It is any Friday night in Bushwick. The setting is simple. There are paintings hanging on the walls and about 3 times as many people as you could possibly imagine fitting into this gallery. The beer is still warm, and the gin tonic in my hand has been clearly been prepared by someone who strongly discriminated against tonic in the said mixture.
“So… you’re a sculptor?” I’m standing underneath an abstract piece with a girl named Audra Wolowiec.
“Yes.” she smiles.
“But… you’re really into… music?”
“Not that much into music. I’m more like into … sound.” says Audra with a smile of a person who has a really nice secret that she might be willing to share if I prove to be patient enough to listen.
Audra is the author of an experimental sound piece in the upcoming and very first Bushwick ballet presented by Norte Maar, called In the Use of Others for the Change. The ballet premiers on April 14 and I am determined to find out what does sculpture and sound have in common before that.
I’m two steps behind Audra who is a Bushwick resident, but her studio is in the very industrial part of Williamsburg, about 2 blocks away from the water. The sun has just begun to set and the pipes, tubes, and huge containers filled with undefined liquid are throwing long shadows. The workers have already left for their homes. It is strangely quiet and the industrial beauty mesmerizes me.
“It’s a little sketchy here.” Audra laughs.
Audra’s studio is filled with books about sound, phonetics, speech, and with maps of sounds. She talks about the sculpture on the floor, which looks like many houses stuck together in a very claustrophobic manner. It is part of the series of sound formation in concrete, she says. Normally, these wedges are made of foam and are used in anechoic chambers.

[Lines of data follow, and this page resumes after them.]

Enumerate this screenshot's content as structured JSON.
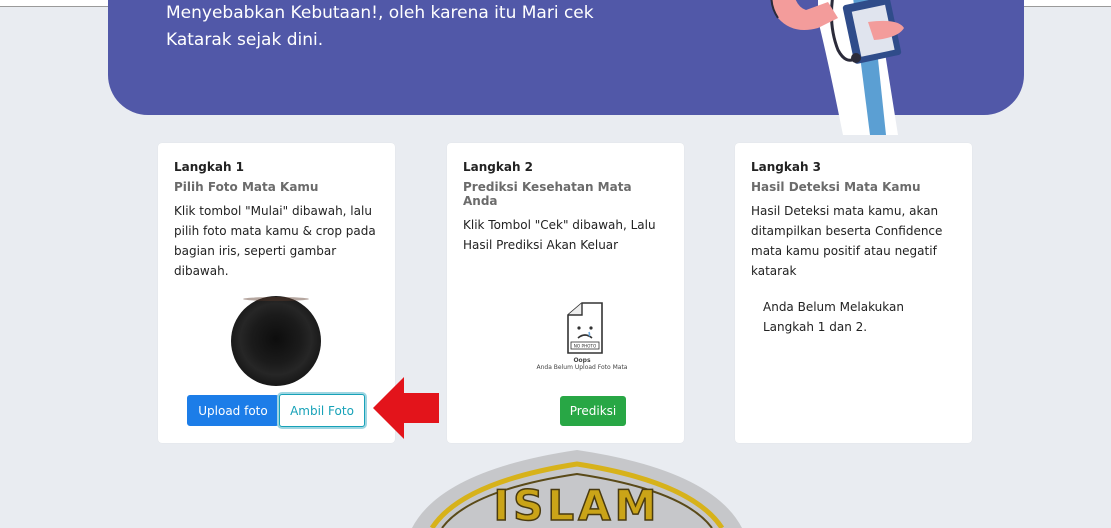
{
  "hero": {
    "line1": "Menyebabkan Kebutaan!, oleh karena itu Mari cek",
    "line2": "Katarak sejak dini."
  },
  "cards": [
    {
      "step": "Langkah 1",
      "title": "Pilih Foto Mata Kamu",
      "description": "Klik tombol \"Mulai\" dibawah, lalu pilih foto mata kamu & crop pada bagian iris, seperti gambar dibawah.",
      "buttons": {
        "upload": "Upload foto",
        "camera": "Ambil Foto"
      }
    },
    {
      "step": "Langkah 2",
      "title": "Prediksi Kesehatan Mata Anda",
      "description": "Klik Tombol \"Cek\" dibawah, Lalu Hasil Prediksi Akan Keluar",
      "placeholder": {
        "label": "NO PHOTO",
        "title": "Oops",
        "message": "Anda Belum Upload Foto Mata"
      },
      "buttons": {
        "predict": "Prediksi"
      }
    },
    {
      "step": "Langkah 3",
      "title": "Hasil Deteksi Mata Kamu",
      "description": "Hasil Deteksi mata kamu, akan ditampilkan beserta Confidence mata kamu positif atau negatif katarak",
      "status": "Anda Belum Melakukan Langkah 1 dan 2."
    }
  ],
  "watermark": {
    "text": "ISLAM"
  },
  "colors": {
    "hero": "#5158a8",
    "upload": "#1c7de8",
    "camera": "#17a2b8",
    "predict": "#28a745",
    "arrow": "#e3141b"
  },
  "icons": {
    "arrow": "red-arrow-icon",
    "doctor": "doctor-illustration",
    "photo": "no-photo-icon"
  }
}
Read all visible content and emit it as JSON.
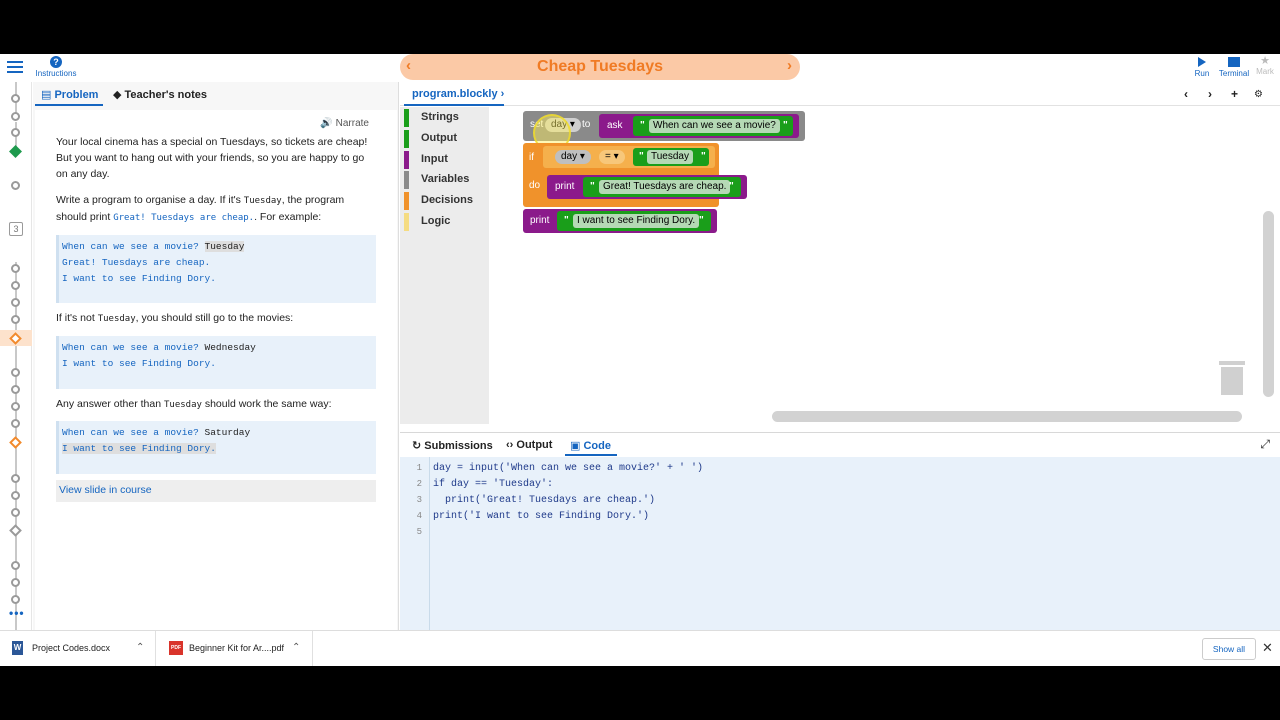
{
  "toolbar": {
    "instructions_label": "Instructions",
    "title": "Cheap Tuesdays",
    "prev_arrow": "‹",
    "next_arrow": "›",
    "run_label": "Run",
    "terminal_label": "Terminal",
    "mark_label": "Mark"
  },
  "rail": {
    "step_number": "3",
    "more": "•••"
  },
  "left_panel": {
    "tabs": [
      {
        "label": "Problem",
        "active": true
      },
      {
        "label": "Teacher's notes",
        "active": false
      }
    ],
    "narrate": "Narrate",
    "para1": "Your local cinema has a special on Tuesdays, so tickets are cheap! But you want to hang out with your friends, so you are happy to go on any day.",
    "para2_a": "Write a program to organise a day. If it's ",
    "para2_code1": "Tuesday",
    "para2_b": ", the program should print ",
    "para2_code2": "Great! Tuesdays are cheap.",
    "para2_c": ". For example:",
    "example1": {
      "prompt": "When can we see a movie? ",
      "input": "Tuesday",
      "line2": "Great! Tuesdays are cheap.",
      "line3": "I want to see Finding Dory."
    },
    "para3_a": "If it's not ",
    "para3_code": "Tuesday",
    "para3_b": ", you should still go to the movies:",
    "example2": {
      "prompt": "When can we see a movie? ",
      "input": "Wednesday",
      "line2": "I want to see Finding Dory."
    },
    "para4_a": "Any answer other than ",
    "para4_code": "Tuesday",
    "para4_b": " should work the same way:",
    "example3": {
      "prompt": "When can we see a movie? ",
      "input": "Saturday",
      "line2": "I want to see Finding Dory."
    },
    "slide_link": "View slide in course"
  },
  "editor": {
    "file_tab": "program.blockly",
    "file_arrow": "›",
    "controls": [
      "‹",
      "›",
      "+",
      "⚙"
    ],
    "categories": [
      {
        "label": "Strings",
        "color": "#1a9e1a"
      },
      {
        "label": "Output",
        "color": "#1a9e1a"
      },
      {
        "label": "Input",
        "color": "#8b1a8b"
      },
      {
        "label": "Variables",
        "color": "#8a8a8a"
      },
      {
        "label": "Decisions",
        "color": "#f0922b"
      },
      {
        "label": "Logic",
        "color": "#f5dc82"
      }
    ],
    "blocks": {
      "set_label": "set",
      "to_label": "to",
      "ask_label": "ask",
      "ask_text": "When can we see a movie?",
      "var_name": "day",
      "if_label": "if",
      "do_label": "do",
      "eq_op": "=",
      "compare_text": "Tuesday",
      "print_label": "print",
      "print1_text": "Great! Tuesdays are cheap.",
      "print2_text": "I want to see Finding Dory.",
      "quote": "\""
    }
  },
  "bottom_panel": {
    "tabs": [
      {
        "label": "Submissions",
        "active": false
      },
      {
        "label": "Output",
        "active": false
      },
      {
        "label": "Code",
        "active": true
      }
    ],
    "code_lines": [
      {
        "num": "1",
        "text": "day = input('When can we see a movie?' + ' ')"
      },
      {
        "num": "2",
        "text": "if day == 'Tuesday':"
      },
      {
        "num": "3",
        "text": "  print('Great! Tuesdays are cheap.')"
      },
      {
        "num": "4",
        "text": "print('I want to see Finding Dory.')"
      },
      {
        "num": "5",
        "text": ""
      }
    ]
  },
  "downloads": {
    "items": [
      {
        "name": "Project Codes.docx",
        "icon": "W",
        "color": "#2b5797"
      },
      {
        "name": "Beginner Kit for Ar....pdf",
        "icon": "PDF",
        "color": "#d9342b"
      }
    ],
    "show_all": "Show all",
    "close": "✕"
  }
}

Still curious about the sound piece for the ballet, I ask Audra to play me the piece she has created for A/V Elevator Project at Art in General, which inspired Jason Andrew of Norte Maar to invite her to participate at the creation of the ballet. Audra says she has created a series of layered sounds that explore communication through fragmentation. She recorded sounds of her own voice and edited out the main parts of each word to leave a series of stops and starts; a slippery language of faintly recognizable utterances. Audra explains that this way, attention is drawn to the cadence of voice without language. She calls it the thread of the voice.
Audra was inspired by the work of Julles Valles, Transitions in Static:
space has always reduced me to silence
/ l’espace m’a toujours rendu silencieux